More than 100 years after his death, few figures in Russian history evoke as much fascination as Grigori Rasputin, often portrayed as the “Mad Monk” who became the political power behind Tzar Nicholas II and his family.
The fact that he was neither mad, nor a monk, hasn’t stopped scores of writers from repeating these and other bogus claims. Historians also debate the significance of his influence and role, although most agree that the royal family came to rely on his self-proclaimed mysterious powers.
Even Rasputin's murder has taken on mythic proportions, including whether the cause of death was poison, bullets, beatings, or drowning in an icy river. Questions also continue about who was present on that December night at the Yusupov Palace. What happened to those who were involved? Do we finally know the identity of the real killer?
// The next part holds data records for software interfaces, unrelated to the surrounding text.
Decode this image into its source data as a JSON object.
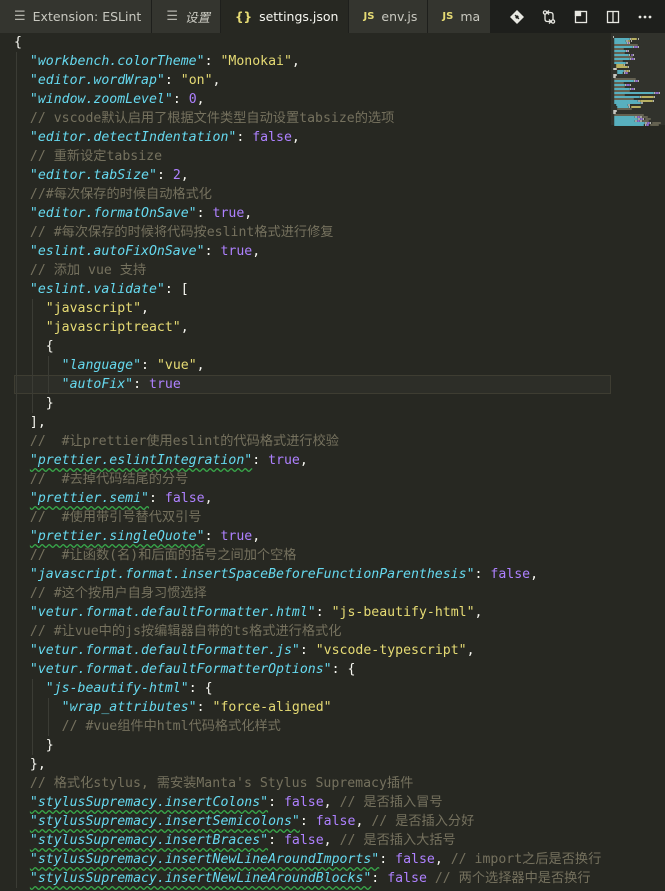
{
  "tabs": [
    {
      "label": "Extension: ESLint",
      "icon": "document-icon",
      "active": false,
      "italic": false
    },
    {
      "label": "设置",
      "icon": "document-icon",
      "active": false,
      "italic": true
    },
    {
      "label": "settings.json",
      "icon": "json-braces-icon",
      "active": true,
      "italic": false
    },
    {
      "label": "env.js",
      "icon": "js-icon",
      "active": false,
      "italic": false
    },
    {
      "label": "ma",
      "icon": "js-icon",
      "active": false,
      "italic": false
    }
  ],
  "tab_icon_glyphs": {
    "document": "☰",
    "json": "{}",
    "js": "JS"
  },
  "actions": [
    "source-control-diamond-icon",
    "compare-changes-icon",
    "open-preview-icon",
    "split-editor-icon",
    "more-actions-icon"
  ],
  "colors": {
    "background": "#272822",
    "keyword": "#66d9ef",
    "string": "#e6db74",
    "number": "#ae81ff",
    "comment": "#75715e",
    "text": "#f8f8f2"
  },
  "current_line": 19,
  "code_lines": [
    [
      [
        "p",
        "{"
      ]
    ],
    [
      [
        "p",
        "  "
      ],
      [
        "k",
        "\"workbench.colorTheme\""
      ],
      [
        "p",
        ": "
      ],
      [
        "s",
        "\"Monokai\""
      ],
      [
        "p",
        ","
      ]
    ],
    [
      [
        "p",
        "  "
      ],
      [
        "k",
        "\"editor.wordWrap\""
      ],
      [
        "p",
        ": "
      ],
      [
        "s",
        "\"on\""
      ],
      [
        "p",
        ","
      ]
    ],
    [
      [
        "p",
        "  "
      ],
      [
        "k",
        "\"window.zoomLevel\""
      ],
      [
        "p",
        ": "
      ],
      [
        "n",
        "0"
      ],
      [
        "p",
        ","
      ]
    ],
    [
      [
        "p",
        "  "
      ],
      [
        "c",
        "// vscode默认启用了根据文件类型自动设置tabsize的选项"
      ]
    ],
    [
      [
        "p",
        "  "
      ],
      [
        "k",
        "\"editor.detectIndentation\""
      ],
      [
        "p",
        ": "
      ],
      [
        "b",
        "false"
      ],
      [
        "p",
        ","
      ]
    ],
    [
      [
        "p",
        "  "
      ],
      [
        "c",
        "// 重新设定tabsize"
      ]
    ],
    [
      [
        "p",
        "  "
      ],
      [
        "k",
        "\"editor.tabSize\""
      ],
      [
        "p",
        ": "
      ],
      [
        "n",
        "2"
      ],
      [
        "p",
        ","
      ]
    ],
    [
      [
        "p",
        "  "
      ],
      [
        "c",
        "//#每次保存的时候自动格式化"
      ]
    ],
    [
      [
        "p",
        "  "
      ],
      [
        "k",
        "\"editor.formatOnSave\""
      ],
      [
        "p",
        ": "
      ],
      [
        "b",
        "true"
      ],
      [
        "p",
        ","
      ]
    ],
    [
      [
        "p",
        "  "
      ],
      [
        "c",
        "// #每次保存的时候将代码按eslint格式进行修复"
      ]
    ],
    [
      [
        "p",
        "  "
      ],
      [
        "k",
        "\"eslint.autoFixOnSave\""
      ],
      [
        "p",
        ": "
      ],
      [
        "b",
        "true"
      ],
      [
        "p",
        ","
      ]
    ],
    [
      [
        "p",
        "  "
      ],
      [
        "c",
        "// 添加 vue 支持"
      ]
    ],
    [
      [
        "p",
        "  "
      ],
      [
        "k",
        "\"eslint.validate\""
      ],
      [
        "p",
        ": ["
      ]
    ],
    [
      [
        "p",
        "    "
      ],
      [
        "s",
        "\"javascript\""
      ],
      [
        "p",
        ","
      ]
    ],
    [
      [
        "p",
        "    "
      ],
      [
        "s",
        "\"javascriptreact\""
      ],
      [
        "p",
        ","
      ]
    ],
    [
      [
        "p",
        "    {"
      ]
    ],
    [
      [
        "p",
        "      "
      ],
      [
        "k",
        "\"language\""
      ],
      [
        "p",
        ": "
      ],
      [
        "s",
        "\"vue\""
      ],
      [
        "p",
        ","
      ]
    ],
    [
      [
        "p",
        "      "
      ],
      [
        "k",
        "\"autoFix\""
      ],
      [
        "p",
        ": "
      ],
      [
        "b",
        "true"
      ]
    ],
    [
      [
        "p",
        "    }"
      ]
    ],
    [
      [
        "p",
        "  ],"
      ]
    ],
    [
      [
        "p",
        "  "
      ],
      [
        "c",
        "//  #让prettier使用eslint的代码格式进行校验"
      ]
    ],
    [
      [
        "p",
        "  "
      ],
      [
        "kw",
        "\"prettier.eslintIntegration\""
      ],
      [
        "p",
        ": "
      ],
      [
        "b",
        "true"
      ],
      [
        "p",
        ","
      ]
    ],
    [
      [
        "p",
        "  "
      ],
      [
        "c",
        "//  #去掉代码结尾的分号"
      ]
    ],
    [
      [
        "p",
        "  "
      ],
      [
        "kw",
        "\"prettier.semi\""
      ],
      [
        "p",
        ": "
      ],
      [
        "b",
        "false"
      ],
      [
        "p",
        ","
      ]
    ],
    [
      [
        "p",
        "  "
      ],
      [
        "c",
        "//  #使用带引号替代双引号"
      ]
    ],
    [
      [
        "p",
        "  "
      ],
      [
        "kw",
        "\"prettier.singleQuote\""
      ],
      [
        "p",
        ": "
      ],
      [
        "b",
        "true"
      ],
      [
        "p",
        ","
      ]
    ],
    [
      [
        "p",
        "  "
      ],
      [
        "c",
        "//  #让函数(名)和后面的括号之间加个空格"
      ]
    ],
    [
      [
        "p",
        "  "
      ],
      [
        "k",
        "\"javascript.format.insertSpaceBeforeFunctionParenthesis\""
      ],
      [
        "p",
        ": "
      ],
      [
        "b",
        "false"
      ],
      [
        "p",
        ","
      ]
    ],
    [
      [
        "p",
        "  "
      ],
      [
        "c",
        "// #这个按用户自身习惯选择"
      ]
    ],
    [
      [
        "p",
        "  "
      ],
      [
        "k",
        "\"vetur.format.defaultFormatter.html\""
      ],
      [
        "p",
        ": "
      ],
      [
        "s",
        "\"js-beautify-html\""
      ],
      [
        "p",
        ","
      ]
    ],
    [
      [
        "p",
        "  "
      ],
      [
        "c",
        "// #让vue中的js按编辑器自带的ts格式进行格式化"
      ]
    ],
    [
      [
        "p",
        "  "
      ],
      [
        "k",
        "\"vetur.format.defaultFormatter.js\""
      ],
      [
        "p",
        ": "
      ],
      [
        "s",
        "\"vscode-typescript\""
      ],
      [
        "p",
        ","
      ]
    ],
    [
      [
        "p",
        "  "
      ],
      [
        "k",
        "\"vetur.format.defaultFormatterOptions\""
      ],
      [
        "p",
        ": {"
      ]
    ],
    [
      [
        "p",
        "    "
      ],
      [
        "k",
        "\"js-beautify-html\""
      ],
      [
        "p",
        ": {"
      ]
    ],
    [
      [
        "p",
        "      "
      ],
      [
        "k",
        "\"wrap_attributes\""
      ],
      [
        "p",
        ": "
      ],
      [
        "s",
        "\"force-aligned\""
      ]
    ],
    [
      [
        "p",
        "      "
      ],
      [
        "c",
        "// #vue组件中html代码格式化样式"
      ]
    ],
    [
      [
        "p",
        "    }"
      ]
    ],
    [
      [
        "p",
        "  },"
      ]
    ],
    [
      [
        "p",
        "  "
      ],
      [
        "c",
        "// 格式化stylus, 需安装Manta's Stylus Supremacy插件"
      ]
    ],
    [
      [
        "p",
        "  "
      ],
      [
        "kw",
        "\"stylusSupremacy.insertColons\""
      ],
      [
        "p",
        ": "
      ],
      [
        "b",
        "false"
      ],
      [
        "p",
        ", "
      ],
      [
        "c",
        "// 是否插入冒号"
      ]
    ],
    [
      [
        "p",
        "  "
      ],
      [
        "kw",
        "\"stylusSupremacy.insertSemicolons\""
      ],
      [
        "p",
        ": "
      ],
      [
        "b",
        "false"
      ],
      [
        "p",
        ", "
      ],
      [
        "c",
        "// 是否插入分好"
      ]
    ],
    [
      [
        "p",
        "  "
      ],
      [
        "kw",
        "\"stylusSupremacy.insertBraces\""
      ],
      [
        "p",
        ": "
      ],
      [
        "b",
        "false"
      ],
      [
        "p",
        ", "
      ],
      [
        "c",
        "// 是否插入大括号"
      ]
    ],
    [
      [
        "p",
        "  "
      ],
      [
        "kw",
        "\"stylusSupremacy.insertNewLineAroundImports\""
      ],
      [
        "p",
        ": "
      ],
      [
        "b",
        "false"
      ],
      [
        "p",
        ", "
      ],
      [
        "c",
        "// import之后是否换行"
      ]
    ],
    [
      [
        "p",
        "  "
      ],
      [
        "kw",
        "\"stylusSupremacy.insertNewLineAroundBlocks\""
      ],
      [
        "p",
        ": "
      ],
      [
        "b",
        "false"
      ],
      [
        "p",
        " "
      ],
      [
        "c",
        "// 两个选择器中是否换行"
      ]
    ]
  ]
}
Historian Ralph Nurnberger explores the labyrinth of stories surrounding the life and death of one of Russian history’s most intriguing characters.